the Madison County Zoning Ordinance is unconstitutionally
vague and therefore void.
Zoning issues are "legislative in nature."
Thomas v. Bd. of Supervisors of Panola Cty., 45
So.3d 1173, 1180 (Miss. 2010) (citing Luter v.
Hammon, 529 So.2d 625, 628 (Miss. 1988)). And
"[z]oning ordinances should be given a fair and
reasonable construction, in the light of their terminology,
the objects sought to be obtained, the natural import of the
words used in common and accepted usage, the setting in which
they are employed, and the general structure of the zoning
ordinance as a whole." City of Gulfport v.
Daniels, 231 Miss. 599, 604-05, 97 So.2d 218, 220
(1957). A key function of a county board, city council, or
board of aldermen is to interpret its zoning
ordinances. And "[t]he cardinal rule in construction of
zoning ordinances is to give effect to the intent of the
lawmaking body." Columbus & Greenville Ry. Co.
v. Scales, 578 So.2d 275, 279 (Miss. 1991) (citations
omitted). Local boards are in the most advantageous position
to interpret and apply local ordinances. That is why
"[i]n construing a zoning ordinance . . . great weight
should be given to the construction placed upon the words by
the local authorities." Id. (citations
omitted). But our courts are certainly not bound by a
board's interpretation of a local ordinance if it is
"manifestly unreasonable." Id. And we will
reverse in such instances.
As to the ordinance's application, this Court will affirm
a board's zoning decision unless it is clearly
"arbitrary, capricious, discriminatory, illegal, or
without [a] substantial evidentiary basis." Drews v.
City of Hattiesburg, 904 So.2d 138, 140 (Miss. 2005)
(citing Perez v. Garden Isle Cmty. Ass'n, 882
So.2d 217, 219 (Miss. 2004); Carpenter v. City of
Petal, 699 So.2d 928, 932 (Miss. 1997)). If a
board's zoning decision is "fairly debatable[,
]" we will not reverse it. Id.
Justice Coleman recognizes this Court's precedent but
advocates we change the law and pursue a new approach.
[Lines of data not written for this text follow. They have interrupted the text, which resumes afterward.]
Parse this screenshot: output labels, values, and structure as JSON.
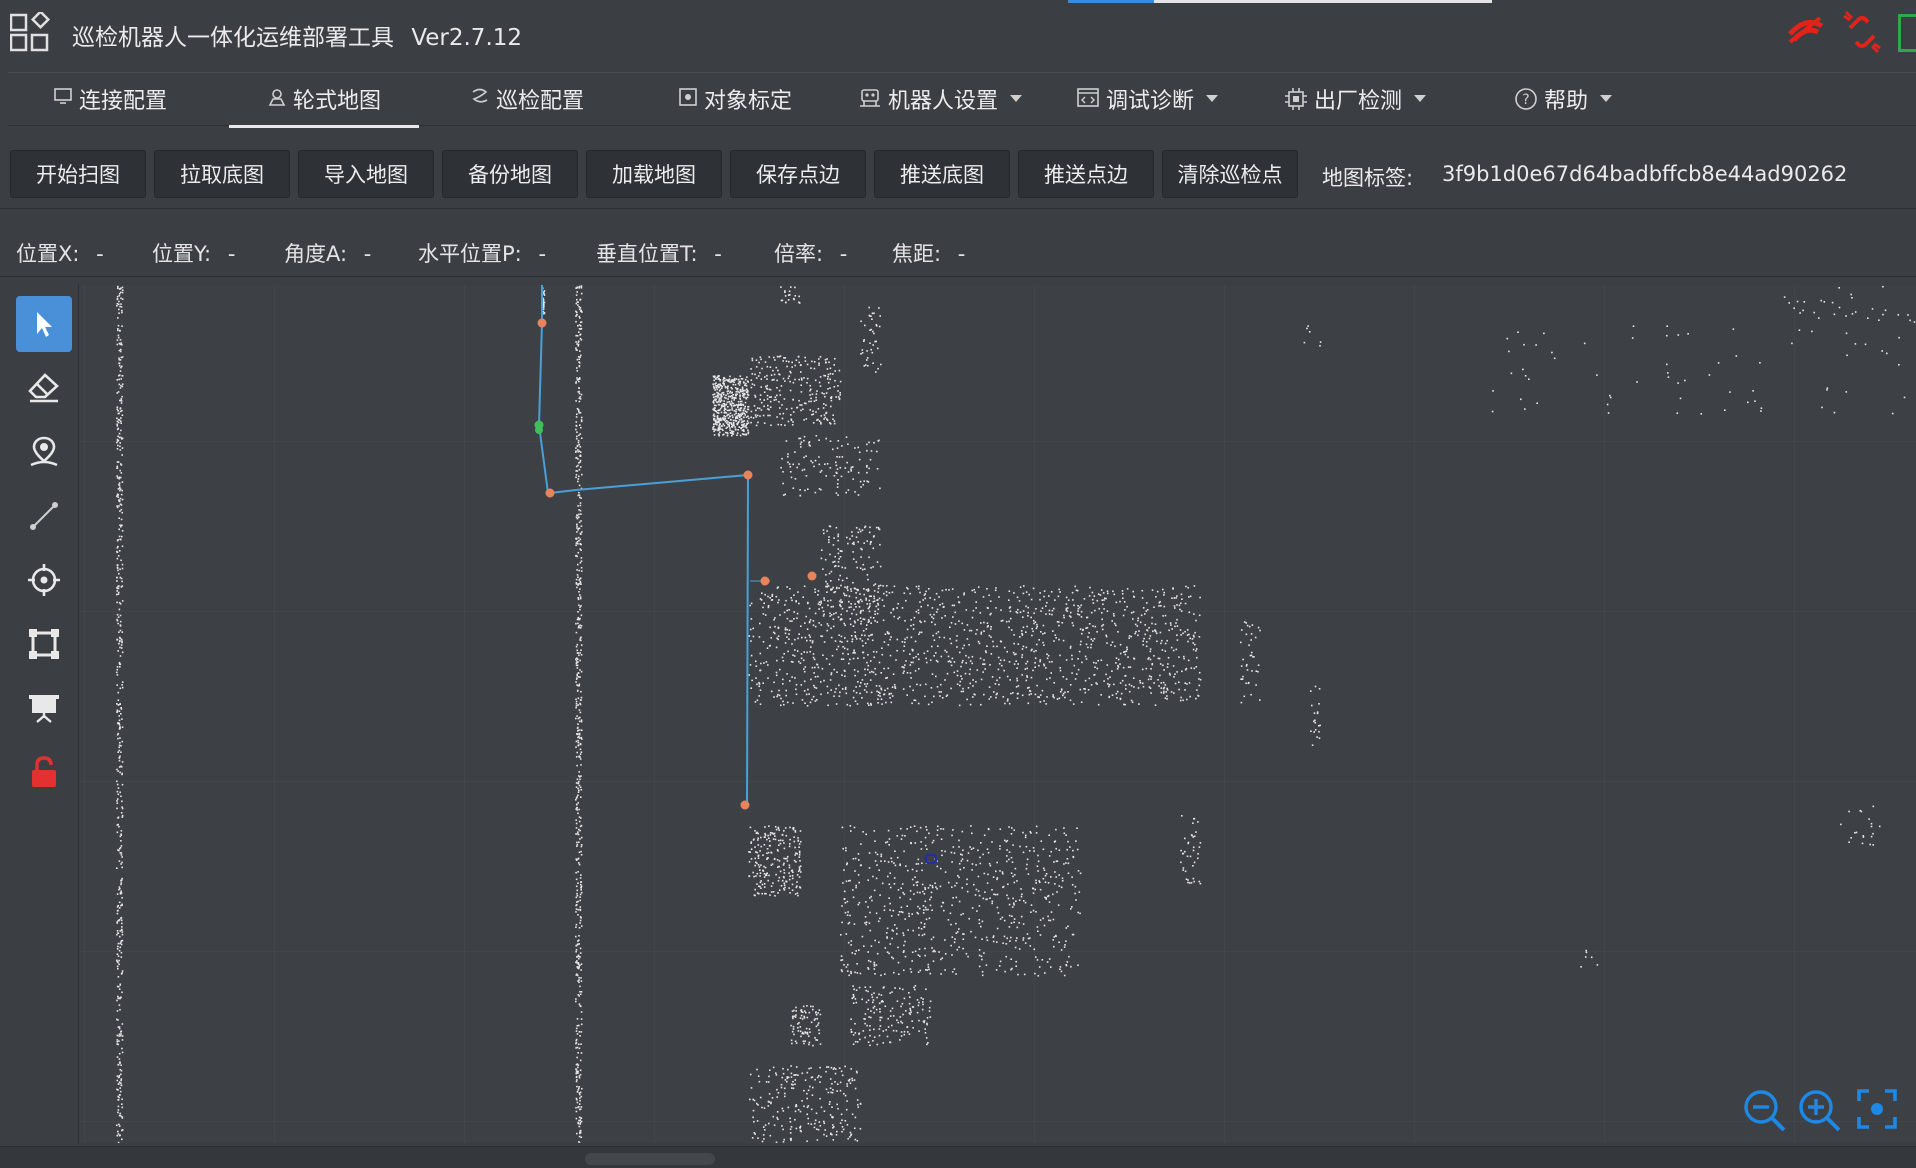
{
  "app": {
    "title": "巡检机器人一体化运维部署工具",
    "version": "Ver2.7.12"
  },
  "nav": {
    "tabs": [
      {
        "label": "连接配置",
        "icon": "monitor-icon",
        "dropdown": false
      },
      {
        "label": "轮式地图",
        "icon": "map-icon",
        "dropdown": false,
        "active": true
      },
      {
        "label": "巡检配置",
        "icon": "route-icon",
        "dropdown": false
      },
      {
        "label": "对象标定",
        "icon": "target-frame-icon",
        "dropdown": false
      },
      {
        "label": "机器人设置",
        "icon": "robot-icon",
        "dropdown": true
      },
      {
        "label": "调试诊断",
        "icon": "code-window-icon",
        "dropdown": true
      },
      {
        "label": "出厂检测",
        "icon": "chip-icon",
        "dropdown": true
      },
      {
        "label": "帮助",
        "icon": "help-icon",
        "dropdown": true
      }
    ]
  },
  "toolbar": {
    "buttons": [
      "开始扫图",
      "拉取底图",
      "导入地图",
      "备份地图",
      "加载地图",
      "保存点边",
      "推送底图",
      "推送点边",
      "清除巡检点"
    ],
    "map_tag_label": "地图标签:",
    "map_tag_value": "3f9b1d0e67d64badbffcb8e44ad90262"
  },
  "status": {
    "fields": [
      {
        "label": "位置X:",
        "value": "-"
      },
      {
        "label": "位置Y:",
        "value": "-"
      },
      {
        "label": "角度A:",
        "value": "-"
      },
      {
        "label": "水平位置P:",
        "value": "-"
      },
      {
        "label": "垂直位置T:",
        "value": "-"
      },
      {
        "label": "倍率:",
        "value": "-"
      },
      {
        "label": "焦距:",
        "value": "-"
      }
    ]
  },
  "tools": [
    {
      "name": "select-pointer-icon",
      "active": true
    },
    {
      "name": "eraser-icon"
    },
    {
      "name": "location-pin-icon"
    },
    {
      "name": "line-edge-icon"
    },
    {
      "name": "crosshair-icon"
    },
    {
      "name": "rectangle-select-icon"
    },
    {
      "name": "presentation-board-icon"
    },
    {
      "name": "lock-icon"
    }
  ],
  "zoom_controls": [
    "zoom-out-icon",
    "zoom-in-icon",
    "fit-view-icon"
  ],
  "colors": {
    "background": "#3b3f44",
    "map_background": "#3d4146",
    "accent_blue": "#4a90d9",
    "path_line": "#4a9fd6",
    "waypoint": "#e8845c",
    "waypoint_green": "#3fbf5a",
    "lock_red": "#e53030",
    "status_red": "#e2231a"
  }
}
What
he prefers is a purely de novo review, giving absolutely no
deference to interpretations by local governing boards. We
disagree with the wisdom of this suggestion. We also see no
constitutional infirmity in our present law.
The first problem with this suggested change is that it
overlooks the practical reality that, to resolve zoning
issues, local governing boards must interpret
ordinances to apply them. If we were to accept this
logic to its ultimate conclusion, local boards would have to
stop and run to the courthouse for guidance every time an
ordinance-interpretation question arises.
Second, Mississippi's law does not run afoul of Sections
1 and 2 of our Constitution. The Board is not overstepping
its bounds into the judiciary's role by interpreting
local ordinances. The Board is simply acting within its own
established role as creator and enforcer of local law.
Similarly, by giving deference to a local board's
interpretation, we are not ceding our judicial power. In the
cases that have applied a deferential standard of review,
this Court has never suggested we lack authority to reverse a
board's decision. Instead, what we have recognized is the
obvious-that a local board is in the best position to
interpret its own local ordinances. Thus, by giving great
weight to the Board's interpretation, we ensure we stick
to our constitutional role as the judiciary. And we restrain
our branch from becoming a super-municipal board-a role that
would certainly usurp the powers of the local governing body.
The Board's Decision
With this standard in mind, the Ordinance clearly defines the
permitted uses for each of the two relevant sections-A-1
zoning under Section 501 and R-1 zoning under Section 601.
A-1 zoning covers "Agricultural Districts, " while
R-1 zoning applies to "Residential Estate